Trey Ratcliff over at his blog STUCK IN CUSTOMS is one of the best when it comes to taking HDR shots.

"If you can release what you know of as a photo, something new can enter your world." He describes an HDR photo as an experience, a feeling, what it felt like to be there. Here is a lecture he gave on HDR. It's long, but worth watching.

(In Trey's lecture, he references a scientist named Beau Lotto. I found Lotto's TED lecture and it will blow your mind as it busts apart everything you thought you knew about colour and how we see.)

Here is Beau Lotto's Ted Lecture, on how and why we see as we do.

"The light that falls onto your eye (sensory information) is meaningless because it could mean literally anything. And what's true for sensory information is true for information generally. There's no inherent meaning in information. It's what we do with that information that matters. So how do we see? We see by learning to see." Beau Lotto

And just to completely crack your nuts, there's this short video about the Golden Ratio, or why math is important when composing your shots, whether or not you're aware of it. Watch in in HD if you have that option.

I'm happy today because these three videos tickle my brain cells.

Tuesday, May 4, 2010

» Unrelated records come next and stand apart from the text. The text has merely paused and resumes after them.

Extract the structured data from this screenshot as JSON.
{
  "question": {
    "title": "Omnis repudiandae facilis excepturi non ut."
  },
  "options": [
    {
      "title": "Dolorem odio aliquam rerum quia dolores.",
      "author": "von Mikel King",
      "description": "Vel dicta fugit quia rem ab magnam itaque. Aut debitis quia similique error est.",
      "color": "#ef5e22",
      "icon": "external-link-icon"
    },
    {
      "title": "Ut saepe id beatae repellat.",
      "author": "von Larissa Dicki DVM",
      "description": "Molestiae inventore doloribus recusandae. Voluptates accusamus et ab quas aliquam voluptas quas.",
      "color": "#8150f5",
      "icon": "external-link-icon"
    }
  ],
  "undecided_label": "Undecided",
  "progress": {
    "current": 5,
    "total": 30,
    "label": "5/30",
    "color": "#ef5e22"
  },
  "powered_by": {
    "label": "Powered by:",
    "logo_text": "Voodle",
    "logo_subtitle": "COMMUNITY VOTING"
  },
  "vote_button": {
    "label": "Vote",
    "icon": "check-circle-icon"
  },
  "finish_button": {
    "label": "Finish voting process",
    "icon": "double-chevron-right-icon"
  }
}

Dandelions. What you don't know can't hurt you.

Youngest is employed as a full-time gardener this summer. It's convenient for her because it's on our street and it's convenient for me because I sometimes take photos of the garden, although I didn't take many last year and none so far this year.

I passed by today as she was digging up dandelions on the lawn. As in a bucket full. She told me one of our neighbours had passed by earlier, a particularly irritating gossipy one, who made a comment about "picking a salad" and if she didn't like that, she could "always make some homemade wine."

My daughter rolled her eyes but I said actually the woman was right. Dandelions are supposed to be good in salad, and tasty too. But I realized I'd never actually eaten one, so to test the theory, I reached in the bucket and took one of the leaves and popped it in my mouth. I knew Kathy, the owner of the garden, doesn't use pesticides or anything toxic on her lawn. As I chewed, I wondered if it was going to be bitter but it was actually quite sweet and tender. I understood why some people might want to use young dandelion greens in their salad. I reached in the bucket for another leaf.

"Uh, Mom," said Youngest. "I pulled these up from the curb. There are all kinds of dogs that pass by here."

Hadn't considered that.

Sweet Moose

No, not mousse, moose.

Not so long ago, on the way to our cottage, my husband and I came across two young moose jogging casually along our country road. I pulled up behind them, cursing myself for leaving my camera in the trunk, and cruised alongside them until they moved forward, right in front of the car, and kept up the slow pace for several minutes. They were all long limbs and bouncy gaits, gangly teenager moose looking for trouble.

Occasionally one or both would turn and have a look to see if we were still behind them, but they didn't seem particularly bothered that we were there. Eventually one sidled into the woods, then the other followed and just like that, they were gone. I've never seen any other moose up at the lake (deer, yes, they're everywhere and treat my garden like a salad bar) but I'm hoping I'll see moose there again some day.

Found this at iloveorange

Saturday, May 1, 2010

From the Ukraine

These clips have been making the rounds and a couple of people sent them to me via email. This woman won Ukraine's Got Talent.

Kseniya Simonova tells stories with sand painting.

Here's the performance that got her into the semi-finals.

She won with this performance. If you haven't seen it, set aside the few minutes it takes to watch it and be prepared to be blown away.

This is her interpretation of the story of Ukraine's invasion by Germany in WWII.